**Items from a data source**
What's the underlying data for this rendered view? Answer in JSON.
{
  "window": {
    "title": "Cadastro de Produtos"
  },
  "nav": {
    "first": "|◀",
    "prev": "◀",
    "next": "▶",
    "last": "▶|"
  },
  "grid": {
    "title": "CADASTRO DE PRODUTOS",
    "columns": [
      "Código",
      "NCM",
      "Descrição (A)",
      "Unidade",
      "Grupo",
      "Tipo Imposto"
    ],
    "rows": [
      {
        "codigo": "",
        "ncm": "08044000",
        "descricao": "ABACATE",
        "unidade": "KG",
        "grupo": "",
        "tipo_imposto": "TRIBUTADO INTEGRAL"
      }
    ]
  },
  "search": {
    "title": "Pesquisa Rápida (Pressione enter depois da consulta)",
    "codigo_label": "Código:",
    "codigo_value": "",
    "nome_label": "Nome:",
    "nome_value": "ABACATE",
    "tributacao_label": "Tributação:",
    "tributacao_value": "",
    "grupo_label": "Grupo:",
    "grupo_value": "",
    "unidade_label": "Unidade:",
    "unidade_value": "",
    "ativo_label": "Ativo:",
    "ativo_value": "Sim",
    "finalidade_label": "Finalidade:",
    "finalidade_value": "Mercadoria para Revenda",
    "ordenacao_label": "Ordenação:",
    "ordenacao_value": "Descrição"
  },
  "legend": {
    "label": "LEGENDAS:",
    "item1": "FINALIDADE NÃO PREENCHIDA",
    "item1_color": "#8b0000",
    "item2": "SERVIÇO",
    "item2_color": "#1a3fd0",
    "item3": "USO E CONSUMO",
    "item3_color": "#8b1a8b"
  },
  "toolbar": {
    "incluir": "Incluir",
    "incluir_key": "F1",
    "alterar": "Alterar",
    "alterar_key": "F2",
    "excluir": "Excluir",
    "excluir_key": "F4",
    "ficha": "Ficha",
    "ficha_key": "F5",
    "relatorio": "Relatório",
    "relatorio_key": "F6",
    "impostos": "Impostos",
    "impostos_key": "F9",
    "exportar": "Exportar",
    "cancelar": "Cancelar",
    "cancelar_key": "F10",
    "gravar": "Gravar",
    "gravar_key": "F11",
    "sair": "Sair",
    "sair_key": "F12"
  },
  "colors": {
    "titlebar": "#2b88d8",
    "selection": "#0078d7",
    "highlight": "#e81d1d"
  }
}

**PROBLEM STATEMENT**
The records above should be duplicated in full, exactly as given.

**RESPONSE**
What's the underlying data for this rendered view? Answer in JSON.
{
  "window": {
    "title": "Cadastro de Produtos"
  },
  "nav": {
    "first": "|◀",
    "prev": "◀",
    "next": "▶",
    "last": "▶|"
  },
  "grid": {
    "title": "CADASTRO DE PRODUTOS",
    "columns": [
      "Código",
      "NCM",
      "Descrição (A)",
      "Unidade",
      "Grupo",
      "Tipo Imposto"
    ],
    "rows": [
      {
        "codigo": "",
        "ncm": "08044000",
        "descricao": "ABACATE",
        "unidade": "KG",
        "grupo": "",
        "tipo_imposto": "TRIBUTADO INTEGRAL"
      }
    ]
  },
  "search": {
    "title": "Pesquisa Rápida (Pressione enter depois da consulta)",
    "codigo_label": "Código:",
    "codigo_value": "",
    "nome_label": "Nome:",
    "nome_value": "ABACATE",
    "tributacao_label": "Tributação:",
    "tributacao_value": "",
    "grupo_label": "Grupo:",
    "grupo_value": "",
    "unidade_label": "Unidade:",
    "unidade_value": "",
    "ativo_label": "Ativo:",
    "ativo_value": "Sim",
    "finalidade_label": "Finalidade:",
    "finalidade_value": "Mercadoria para Revenda",
    "ordenacao_label": "Ordenação:",
    "ordenacao_value": "Descrição"
  },
  "legend": {
    "label": "LEGENDAS:",
    "item1": "FINALIDADE NÃO PREENCHIDA",
    "item1_color": "#8b0000",
    "item2": "SERVIÇO",
    "item2_color": "#1a3fd0",
    "item3": "USO E CONSUMO",
    "item3_color": "#8b1a8b"
  },
  "toolbar": {
    "incluir": "Incluir",
    "incluir_key": "F1",
    "alterar": "Alterar",
    "alterar_key": "F2",
    "excluir": "Excluir",
    "excluir_key": "F4",
    "ficha": "Ficha",
    "ficha_key": "F5",
    "relatorio": "Relatório",
    "relatorio_key": "F6",
    "impostos": "Impostos",
    "impostos_key": "F9",
    "exportar": "Exportar",
    "cancelar": "Cancelar",
    "cancelar_key": "F10",
    "gravar": "Gravar",
    "gravar_key": "F11",
    "sair": "Sair",
    "sair_key": "F12"
  },
  "colors": {
    "titlebar": "#2b88d8",
    "selection": "#0078d7",
    "highlight": "#e81d1d"
  }
}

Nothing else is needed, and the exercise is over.